Mathematica is a symbolic language. In practice, this often means that you can write expressions that cannot be immediately computed without triggering any errors.
In other languages
x+1 makes no sense if
x has no numerical value. In Mathematica
x+1 simply stays unevaluated until
x gets a value.
This applies to
== as well. In
b are considered mathematical variables. It can't be decided whether
False until you give explicit values to
All this means that you must be careful when using constructs that expect a
False value. You could accidentally be passing in a value that is neither
False and still not trigger an error, the same way as
x+1 does not trigger an error despite
x not having a value. Different constructs behave differently in this situation, but the two typical approaches are:
Treat anything that isn't
False. This is the case with
Condition and explains your results.
Sin != Tan is not
True. It just stays unevaluated, therefore it is treated as
Simply do not evaluate. This is the case e.g. with
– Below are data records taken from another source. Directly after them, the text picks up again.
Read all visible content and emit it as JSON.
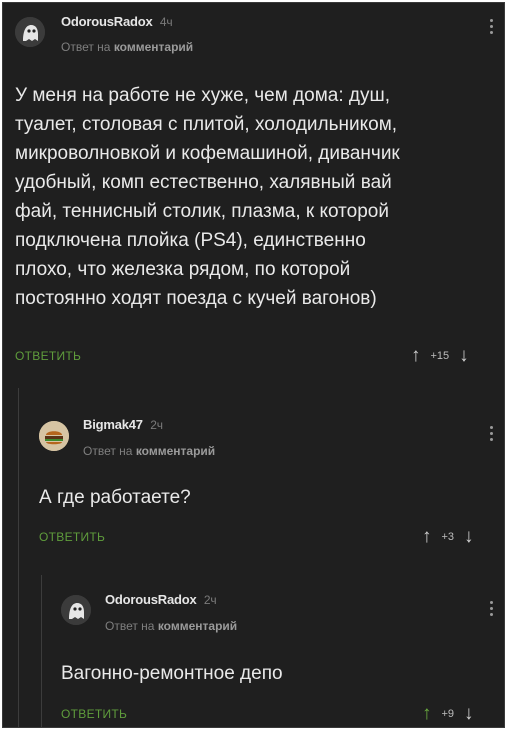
{
  "comments": [
    {
      "author": "OdorousRadox",
      "time": "4ч",
      "reply_prefix": "Ответ на",
      "reply_target": "комментарий",
      "text": "У меня на работе не хуже, чем дома: душ,\nтуалет, столовая с плитой, холодильником,\nмикроволновкой и кофемашиной, диванчик\nудобный, комп естественно, халявный вай\nфай, теннисный столик, плазма, к которой\nподключена плойка (PS4), единственно\nплохо, что железка рядом, по которой\nпостоянно ходят поезда с кучей вагонов)",
      "reply_label": "ответить",
      "score": "+15",
      "avatar_icon": "ghost-avatar-icon"
    },
    {
      "author": "Bigmak47",
      "time": "2ч",
      "reply_prefix": "Ответ на",
      "reply_target": "комментарий",
      "text": "А где работаете?",
      "reply_label": "ответить",
      "score": "+3",
      "avatar_icon": "burger-avatar-icon"
    },
    {
      "author": "OdorousRadox",
      "time": "2ч",
      "reply_prefix": "Ответ на",
      "reply_target": "комментарий",
      "text": "Вагонно-ремонтное депо",
      "reply_label": "ответить",
      "score": "+9",
      "avatar_icon": "ghost-avatar-icon"
    }
  ],
  "colors": {
    "background": "#1f1f1f",
    "reply_button": "#5f9d3c",
    "upvote_active": "#6aab3f"
  }
}
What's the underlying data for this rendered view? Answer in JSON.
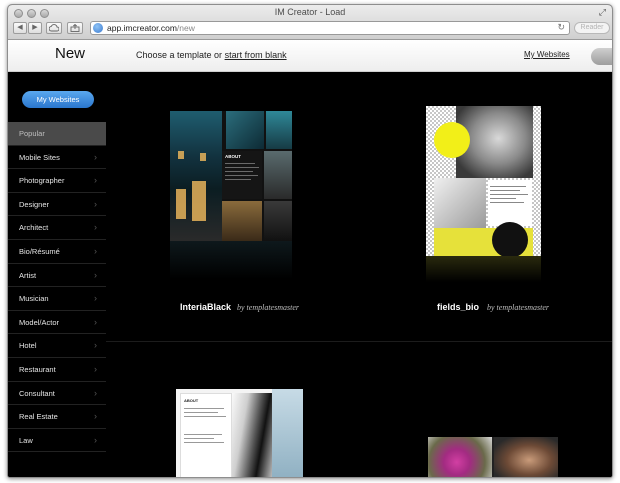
{
  "window": {
    "title": "IM Creator - Load",
    "resize_glyph": "⤢"
  },
  "browser": {
    "url_host": "app.imcreator.com",
    "url_path": "/new",
    "reader_label": "Reader",
    "back_glyph": "◀",
    "forward_glyph": "▶",
    "reload_glyph": "↻"
  },
  "appbar": {
    "title": "New",
    "choose_prefix": "Choose a template or ",
    "start_blank_link": "start from blank",
    "my_websites_link": "My Websites"
  },
  "sidebar": {
    "my_websites_button": "My Websites",
    "categories": [
      {
        "label": "Popular",
        "active": true
      },
      {
        "label": "Mobile Sites"
      },
      {
        "label": "Photographer"
      },
      {
        "label": "Designer"
      },
      {
        "label": "Architect"
      },
      {
        "label": "Bio/Résumé"
      },
      {
        "label": "Artist"
      },
      {
        "label": "Musician"
      },
      {
        "label": "Model/Actor"
      },
      {
        "label": "Hotel"
      },
      {
        "label": "Restaurant"
      },
      {
        "label": "Consultant"
      },
      {
        "label": "Real Estate"
      },
      {
        "label": "Law"
      }
    ],
    "chevron_glyph": "›"
  },
  "templates": [
    {
      "name": "InteriaBlack",
      "author": "by templatesmaster",
      "thumb_heading": "ABOUT"
    },
    {
      "name": "fields_bio",
      "author": "by templatesmaster"
    },
    {
      "thumb_heading": "ABOUT"
    }
  ]
}
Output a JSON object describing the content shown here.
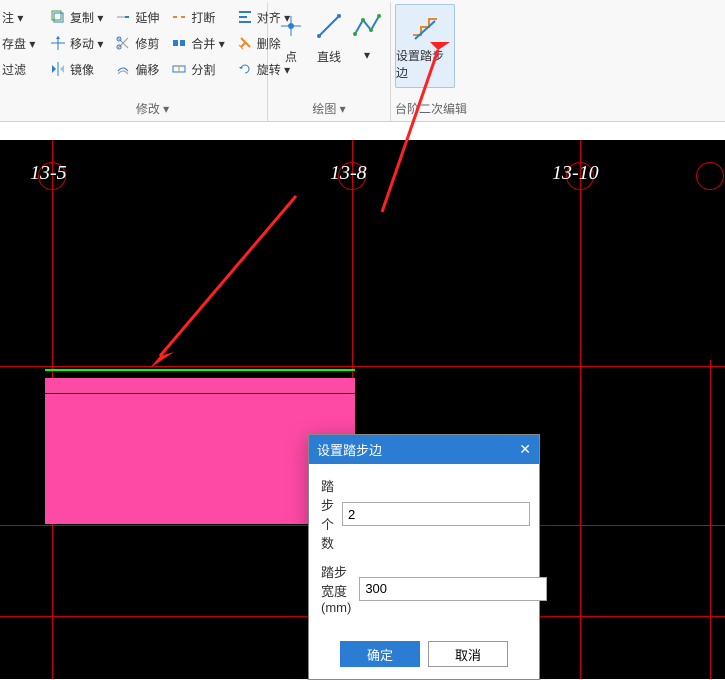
{
  "ribbon": {
    "left": {
      "item1": "注 ▾",
      "item2": "存盘 ▾",
      "item3": "过滤"
    },
    "modify": {
      "copy": "复制 ▾",
      "move": "移动 ▾",
      "mirror": "镜像",
      "extend": "延伸",
      "trim": "修剪",
      "offset": "偏移",
      "break": "打断",
      "merge": "合并 ▾",
      "split": "分割",
      "align": "对齐 ▾",
      "delete": "删除",
      "rotate": "旋转 ▾",
      "group_label": "修改 ▾"
    },
    "draw": {
      "point": "点",
      "line": "直线",
      "more": "▾",
      "group_label": "绘图 ▾"
    },
    "setstep": {
      "label": "设置踏步边",
      "group_label": "台阶二次编辑"
    }
  },
  "grid": {
    "g1": "13-5",
    "g2": "13-8",
    "g3": "13-10"
  },
  "dialog": {
    "title": "设置踏步边",
    "row1_label": "踏步个数",
    "row1_value": "2",
    "row2_label": "踏步宽度(mm)",
    "row2_value": "300",
    "ok": "确定",
    "cancel": "取消"
  }
}
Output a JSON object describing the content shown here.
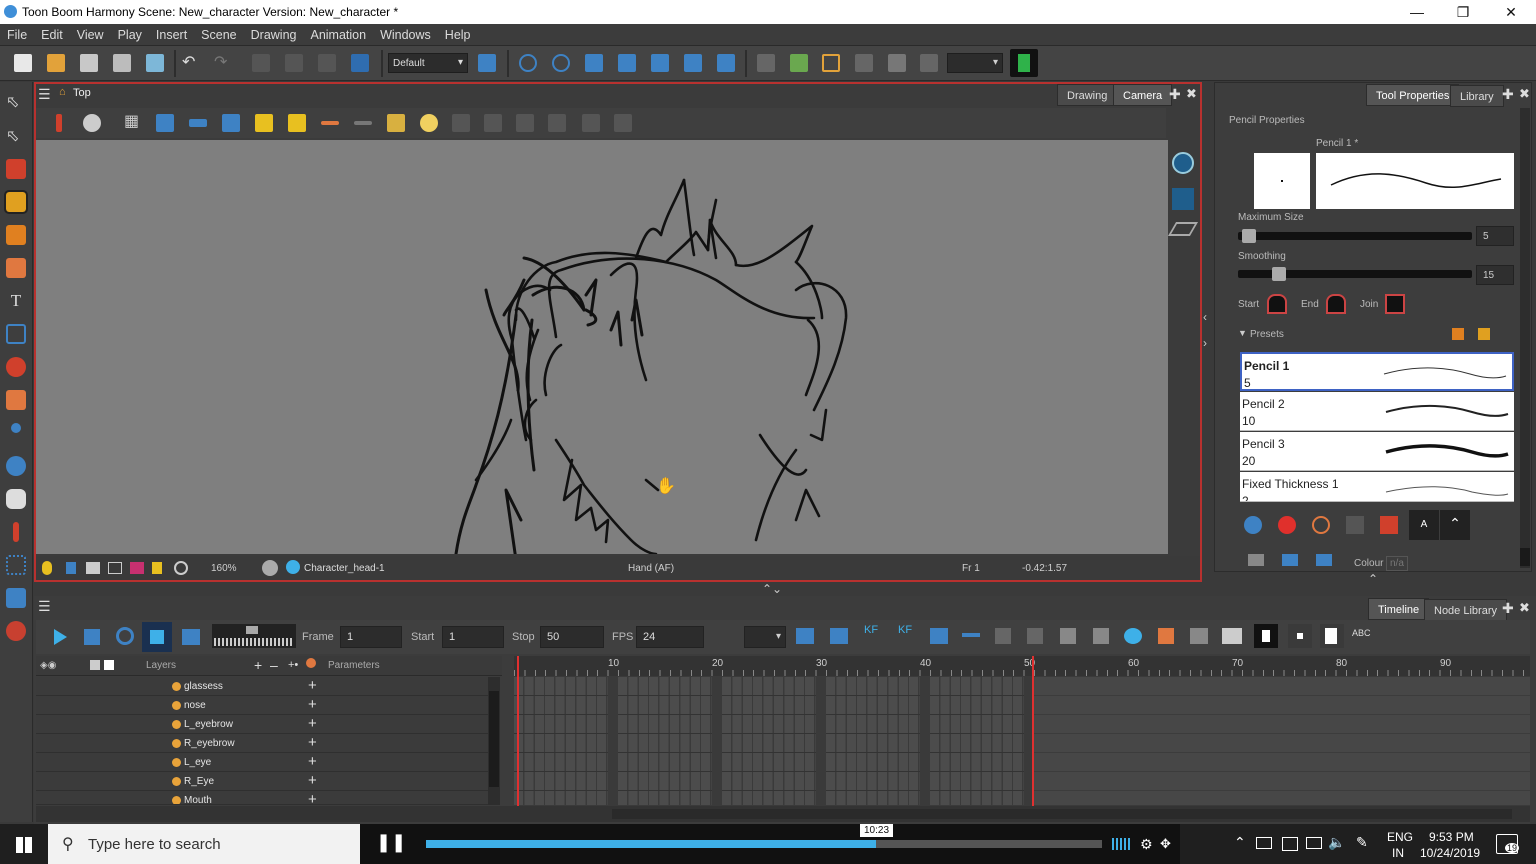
{
  "window": {
    "title": "Toon Boom Harmony Scene: New_character Version: New_character *"
  },
  "menu": [
    "File",
    "Edit",
    "View",
    "Play",
    "Insert",
    "Scene",
    "Drawing",
    "Animation",
    "Windows",
    "Help"
  ],
  "toolbar": {
    "workspace": "Default"
  },
  "camera_view": {
    "breadcrumb": "Top",
    "tabs": [
      "Drawing",
      "Camera"
    ],
    "active_tab": "Camera",
    "status": {
      "zoom": "160%",
      "drawing": "Character_head-1",
      "tool": "Hand (AF)",
      "frame": "Fr 1",
      "coords": "-0.42:1.57"
    }
  },
  "tool_properties": {
    "tabs": [
      "Tool Properties",
      "Library"
    ],
    "active_tab": "Tool Properties",
    "heading": "Pencil Properties",
    "preset_name": "Pencil 1 *",
    "max_size_label": "Maximum Size",
    "max_size_value": "5",
    "max_size_level": 0.03,
    "smoothing_label": "Smoothing",
    "smoothing_value": "15",
    "smoothing_level": 0.15,
    "start_label": "Start",
    "end_label": "End",
    "join_label": "Join",
    "presets_label": "Presets",
    "presets": [
      {
        "name": "Pencil 1",
        "size": "5",
        "selected": true
      },
      {
        "name": "Pencil 2",
        "size": "10"
      },
      {
        "name": "Pencil 3",
        "size": "20"
      },
      {
        "name": "Fixed Thickness 1",
        "size": "2"
      }
    ],
    "colour_label": "Colour",
    "colour_value": "n/a"
  },
  "timeline": {
    "tabs": [
      "Timeline",
      "Node Library"
    ],
    "active_tab": "Timeline",
    "frame_label": "Frame",
    "frame": "1",
    "start_label": "Start",
    "start": "1",
    "stop_label": "Stop",
    "stop": "50",
    "fps_label": "FPS",
    "fps": "24",
    "layers_header": "Layers",
    "params_header": "Parameters",
    "layers": [
      "glassess",
      "nose",
      "L_eyebrow",
      "R_eyebrow",
      "L_eye",
      "R_Eye",
      "Mouth"
    ],
    "ruler_marks": [
      "10",
      "20",
      "30",
      "40",
      "50",
      "60",
      "70",
      "80",
      "90"
    ]
  },
  "taskbar": {
    "search_placeholder": "Type here to search",
    "video_time": "10:23",
    "lang": "ENG",
    "region": "IN",
    "time": "9:53 PM",
    "date": "10/24/2019",
    "notifications": "19"
  }
}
If[x == y, 1, 2]
(* If[x == y, 1, 2] *)
If in fact has a fourth argument which lets you explicitly handle values that are neither true nor false.
Other approaches to deal with this consequence of the symbolic nature of the language is to have functions which always evaluate to
False, no matter what their argument. Functions with names ending in
Q are almost always like this.
=== is called
SameQ, and it always evaluates.
DirectedGraphQ also always evaluates: if you pass in a non-graph value, it returns
False (you can think of it like this: something that is not a graph cannot be a directed graph). A very common mistake is to assume that some functions stay unevaluated in the same way as
x+1 when in fact they don't, e.g.
OddQ[x] immediately evaluate to
x has no value.
There is also a function,
TrueQ, that serves to explicitly convert anything not